Thursday, January 7, 2010

Blogging from Antarctica (we wish!)

What if you lost the roof over your head? It'd probably be a pretty significant change in your lifestyle.

If you were an organism living on the bottom of the sea under the massive Larsen Ice Shelf of Antarctica, this would be more than a rhetorical question.

Duke Graduate Student David Honig is on a ship just off the ice shelf right now with a team that is exploring those questions.

All sorts of critters have lived in the lightless environment below the shelf for millennia, if not eons, making their living on energy sources other than sunlight, namely methane that seeps from the ocean floor. But the Larsen shelf is breaking apart and calving like crazy, exposing huge new areas of this delicate ecosystem to sunlight for the first time in a very long time.

What happens next?

Tune in to the Deep Sea News blog and follow along with David for the next two months as the team tries to find out.

Monday, January 4, 2010

Brian Hare on PBS This Month

Duke anthropologist Brian Hare is one of the stars of an upcoming three-part PBS documentary on the links between humans and other primates: The Human Spark.

In a nutshell, the show asks, what makes us so different from our nearest relatives? What makes us special? Hare studies chimps, bonobos and domestic dogs in an effort to figure out some of these questions.

Yes, Brian got to meet host Alan Alda, comic actor turned science journalist. In fact, he took Alda to the North Carolina Zoo to meet some chimps.

Social psychologist Tanya Chartrand of the Fuqua School of Business also spent some time with the PBS crew, but it doesn't appear that her segments survived the editing process. You can see what they talked about on the show's blog, however.

The series airs locally on WUNC at 8 p.m. on Jan. 6, 13 and 20. The local PBS affiliate is also doing added programming and a special website.

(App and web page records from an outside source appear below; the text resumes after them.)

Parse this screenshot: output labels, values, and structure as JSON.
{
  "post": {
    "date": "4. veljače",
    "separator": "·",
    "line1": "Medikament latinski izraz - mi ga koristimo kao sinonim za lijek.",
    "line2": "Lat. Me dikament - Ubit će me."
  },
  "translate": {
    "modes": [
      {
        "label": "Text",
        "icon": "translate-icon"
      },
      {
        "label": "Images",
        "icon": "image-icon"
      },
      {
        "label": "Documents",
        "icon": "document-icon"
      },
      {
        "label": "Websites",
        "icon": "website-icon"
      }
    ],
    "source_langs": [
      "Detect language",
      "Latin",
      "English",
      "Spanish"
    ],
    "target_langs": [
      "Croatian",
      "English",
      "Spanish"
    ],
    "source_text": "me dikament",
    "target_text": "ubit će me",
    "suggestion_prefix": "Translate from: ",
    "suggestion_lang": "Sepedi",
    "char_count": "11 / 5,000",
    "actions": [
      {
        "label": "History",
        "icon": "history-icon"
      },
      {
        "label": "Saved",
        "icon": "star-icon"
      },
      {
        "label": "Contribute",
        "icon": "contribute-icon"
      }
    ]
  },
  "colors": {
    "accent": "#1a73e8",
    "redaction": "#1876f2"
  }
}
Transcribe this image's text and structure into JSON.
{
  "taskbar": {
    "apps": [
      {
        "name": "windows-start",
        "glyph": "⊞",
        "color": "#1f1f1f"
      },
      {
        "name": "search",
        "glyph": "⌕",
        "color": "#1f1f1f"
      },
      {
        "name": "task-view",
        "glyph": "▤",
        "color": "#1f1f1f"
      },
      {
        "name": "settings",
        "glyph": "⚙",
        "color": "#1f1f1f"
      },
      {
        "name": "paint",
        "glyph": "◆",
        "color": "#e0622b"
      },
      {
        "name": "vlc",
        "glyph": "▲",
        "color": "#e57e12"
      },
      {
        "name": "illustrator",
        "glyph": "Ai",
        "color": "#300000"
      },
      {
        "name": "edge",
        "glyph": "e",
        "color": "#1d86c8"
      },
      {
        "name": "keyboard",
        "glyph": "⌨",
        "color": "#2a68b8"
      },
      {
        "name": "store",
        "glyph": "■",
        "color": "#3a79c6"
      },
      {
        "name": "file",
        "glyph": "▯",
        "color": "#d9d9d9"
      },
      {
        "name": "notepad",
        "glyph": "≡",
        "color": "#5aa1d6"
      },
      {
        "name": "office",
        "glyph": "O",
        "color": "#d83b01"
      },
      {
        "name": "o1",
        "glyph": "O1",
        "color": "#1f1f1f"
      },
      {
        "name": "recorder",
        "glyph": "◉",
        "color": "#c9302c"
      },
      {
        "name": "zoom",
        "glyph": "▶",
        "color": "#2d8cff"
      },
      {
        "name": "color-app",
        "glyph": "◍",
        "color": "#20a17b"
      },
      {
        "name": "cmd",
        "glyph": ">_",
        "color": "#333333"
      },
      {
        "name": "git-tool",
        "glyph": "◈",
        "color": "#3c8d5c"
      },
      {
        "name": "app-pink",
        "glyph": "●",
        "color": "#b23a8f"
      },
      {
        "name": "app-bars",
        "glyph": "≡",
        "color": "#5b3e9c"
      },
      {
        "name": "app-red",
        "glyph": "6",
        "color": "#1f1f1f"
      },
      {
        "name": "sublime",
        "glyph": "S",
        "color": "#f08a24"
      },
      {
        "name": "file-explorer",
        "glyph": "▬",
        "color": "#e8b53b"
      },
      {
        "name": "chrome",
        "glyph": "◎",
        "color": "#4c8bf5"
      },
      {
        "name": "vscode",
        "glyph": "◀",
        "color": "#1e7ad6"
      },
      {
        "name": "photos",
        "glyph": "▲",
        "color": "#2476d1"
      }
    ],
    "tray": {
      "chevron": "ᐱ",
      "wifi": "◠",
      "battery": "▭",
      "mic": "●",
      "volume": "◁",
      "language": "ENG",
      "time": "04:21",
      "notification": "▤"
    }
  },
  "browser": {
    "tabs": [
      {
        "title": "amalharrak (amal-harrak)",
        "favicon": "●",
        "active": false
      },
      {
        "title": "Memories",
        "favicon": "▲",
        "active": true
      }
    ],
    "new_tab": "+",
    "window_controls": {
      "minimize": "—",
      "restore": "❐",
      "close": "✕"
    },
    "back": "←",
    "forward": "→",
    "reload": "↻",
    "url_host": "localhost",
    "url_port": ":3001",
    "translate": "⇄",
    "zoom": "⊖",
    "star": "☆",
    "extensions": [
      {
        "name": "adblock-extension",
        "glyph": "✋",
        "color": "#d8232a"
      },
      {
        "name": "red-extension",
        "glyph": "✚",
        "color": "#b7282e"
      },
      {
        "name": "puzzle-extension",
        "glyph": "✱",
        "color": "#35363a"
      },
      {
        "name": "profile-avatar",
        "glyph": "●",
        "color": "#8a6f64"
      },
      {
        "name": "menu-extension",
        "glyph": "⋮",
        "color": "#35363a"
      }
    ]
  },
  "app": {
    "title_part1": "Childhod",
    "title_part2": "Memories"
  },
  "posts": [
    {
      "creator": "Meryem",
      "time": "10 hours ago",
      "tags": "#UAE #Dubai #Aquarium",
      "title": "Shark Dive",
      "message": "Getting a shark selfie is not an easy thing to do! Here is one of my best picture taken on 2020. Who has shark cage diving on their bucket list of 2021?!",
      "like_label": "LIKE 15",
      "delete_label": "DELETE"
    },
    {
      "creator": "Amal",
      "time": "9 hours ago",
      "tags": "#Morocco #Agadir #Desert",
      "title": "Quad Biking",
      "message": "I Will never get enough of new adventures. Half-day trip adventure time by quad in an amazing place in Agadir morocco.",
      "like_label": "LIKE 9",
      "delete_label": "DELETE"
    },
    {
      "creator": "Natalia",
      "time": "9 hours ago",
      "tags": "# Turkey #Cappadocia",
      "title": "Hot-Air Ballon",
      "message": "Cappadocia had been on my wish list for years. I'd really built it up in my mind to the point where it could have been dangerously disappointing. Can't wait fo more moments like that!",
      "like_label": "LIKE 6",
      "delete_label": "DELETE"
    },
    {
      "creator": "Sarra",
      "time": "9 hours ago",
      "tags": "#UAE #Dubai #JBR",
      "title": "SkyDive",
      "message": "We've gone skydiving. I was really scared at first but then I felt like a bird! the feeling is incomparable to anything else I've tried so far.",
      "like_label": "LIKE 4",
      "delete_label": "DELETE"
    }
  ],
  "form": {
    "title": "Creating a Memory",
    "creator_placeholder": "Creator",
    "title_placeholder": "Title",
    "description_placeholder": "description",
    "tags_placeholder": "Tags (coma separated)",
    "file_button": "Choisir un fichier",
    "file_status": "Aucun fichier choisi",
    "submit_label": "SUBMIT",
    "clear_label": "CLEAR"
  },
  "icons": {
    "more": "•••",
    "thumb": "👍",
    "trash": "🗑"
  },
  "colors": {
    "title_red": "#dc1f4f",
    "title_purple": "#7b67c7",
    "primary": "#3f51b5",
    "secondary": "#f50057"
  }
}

The National Science Foundation, which underwrote some of the program, prepared this short webcast interview with Alda and the show's producers shortly before the holidays. (46 Minutes)